TASK REQUIREMENTS → All of the data must be output without alteration.

DATA EXTRACT →
● ● ●
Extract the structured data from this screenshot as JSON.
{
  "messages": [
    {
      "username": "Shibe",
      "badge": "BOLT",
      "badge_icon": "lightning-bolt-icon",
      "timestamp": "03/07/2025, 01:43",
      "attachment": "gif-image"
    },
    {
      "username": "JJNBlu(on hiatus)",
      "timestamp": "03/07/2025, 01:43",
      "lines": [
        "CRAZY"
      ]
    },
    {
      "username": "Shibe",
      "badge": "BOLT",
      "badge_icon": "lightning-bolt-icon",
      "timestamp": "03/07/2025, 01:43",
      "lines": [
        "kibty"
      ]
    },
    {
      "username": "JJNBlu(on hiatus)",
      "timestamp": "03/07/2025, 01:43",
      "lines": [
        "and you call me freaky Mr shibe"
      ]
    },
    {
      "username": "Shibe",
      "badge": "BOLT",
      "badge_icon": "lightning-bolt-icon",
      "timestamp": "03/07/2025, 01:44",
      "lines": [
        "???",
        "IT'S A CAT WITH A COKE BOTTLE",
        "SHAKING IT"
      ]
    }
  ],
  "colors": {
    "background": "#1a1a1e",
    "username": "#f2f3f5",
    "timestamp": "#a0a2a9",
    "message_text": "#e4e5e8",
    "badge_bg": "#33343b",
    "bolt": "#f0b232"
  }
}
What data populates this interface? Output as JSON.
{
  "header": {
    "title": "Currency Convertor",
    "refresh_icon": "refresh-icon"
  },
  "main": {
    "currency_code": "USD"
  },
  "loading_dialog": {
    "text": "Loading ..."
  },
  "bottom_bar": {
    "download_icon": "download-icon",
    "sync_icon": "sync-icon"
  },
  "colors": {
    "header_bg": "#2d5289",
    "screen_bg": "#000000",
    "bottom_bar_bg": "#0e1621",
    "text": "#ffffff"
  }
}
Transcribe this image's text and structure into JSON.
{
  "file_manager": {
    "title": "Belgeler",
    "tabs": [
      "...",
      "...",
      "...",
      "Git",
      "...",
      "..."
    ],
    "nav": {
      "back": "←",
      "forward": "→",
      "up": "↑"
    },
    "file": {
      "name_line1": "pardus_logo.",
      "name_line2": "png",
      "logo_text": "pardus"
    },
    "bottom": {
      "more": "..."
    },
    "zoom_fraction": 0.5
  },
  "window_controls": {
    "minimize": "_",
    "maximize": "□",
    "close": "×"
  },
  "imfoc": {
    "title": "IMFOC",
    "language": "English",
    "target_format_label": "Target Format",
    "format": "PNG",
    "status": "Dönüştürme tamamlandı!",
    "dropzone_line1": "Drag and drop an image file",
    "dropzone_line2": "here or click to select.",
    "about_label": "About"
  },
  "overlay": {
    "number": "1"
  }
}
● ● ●
RESULT OF THE TASK →
Extract the structured data from this screenshot as JSON.
{
  "messages": [
    {
      "username": "Shibe",
      "badge": "BOLT",
      "badge_icon": "lightning-bolt-icon",
      "timestamp": "03/07/2025, 01:43",
      "attachment": "gif-image"
    },
    {
      "username": "JJNBlu(on hiatus)",
      "timestamp": "03/07/2025, 01:43",
      "lines": [
        "CRAZY"
      ]
    },
    {
      "username": "Shibe",
      "badge": "BOLT",
      "badge_icon": "lightning-bolt-icon",
      "timestamp": "03/07/2025, 01:43",
      "lines": [
        "kibty"
      ]
    },
    {
      "username": "JJNBlu(on hiatus)",
      "timestamp": "03/07/2025, 01:43",
      "lines": [
        "and you call me freaky Mr shibe"
      ]
    },
    {
      "username": "Shibe",
      "badge": "BOLT",
      "badge_icon": "lightning-bolt-icon",
      "timestamp": "03/07/2025, 01:44",
      "lines": [
        "???",
        "IT'S A CAT WITH A COKE BOTTLE",
        "SHAKING IT"
      ]
    }
  ],
  "colors": {
    "background": "#1a1a1e",
    "username": "#f2f3f5",
    "timestamp": "#a0a2a9",
    "message_text": "#e4e5e8",
    "badge_bg": "#33343b",
    "bolt": "#f0b232"
  }
}
What data populates this interface? Output as JSON.
{
  "header": {
    "title": "Currency Convertor",
    "refresh_icon": "refresh-icon"
  },
  "main": {
    "currency_code": "USD"
  },
  "loading_dialog": {
    "text": "Loading ..."
  },
  "bottom_bar": {
    "download_icon": "download-icon",
    "sync_icon": "sync-icon"
  },
  "colors": {
    "header_bg": "#2d5289",
    "screen_bg": "#000000",
    "bottom_bar_bg": "#0e1621",
    "text": "#ffffff"
  }
}
Transcribe this image's text and structure into JSON.
{
  "file_manager": {
    "title": "Belgeler",
    "tabs": [
      "...",
      "...",
      "...",
      "Git",
      "...",
      "..."
    ],
    "nav": {
      "back": "←",
      "forward": "→",
      "up": "↑"
    },
    "file": {
      "name_line1": "pardus_logo.",
      "name_line2": "png",
      "logo_text": "pardus"
    },
    "bottom": {
      "more": "..."
    },
    "zoom_fraction": 0.5
  },
  "window_controls": {
    "minimize": "_",
    "maximize": "□",
    "close": "×"
  },
  "imfoc": {
    "title": "IMFOC",
    "language": "English",
    "target_format_label": "Target Format",
    "format": "PNG",
    "status": "Dönüştürme tamamlandı!",
    "dropzone_line1": "Drag and drop an image file",
    "dropzone_line2": "here or click to select.",
    "about_label": "About"
  },
  "overlay": {
    "number": "1"
  }
}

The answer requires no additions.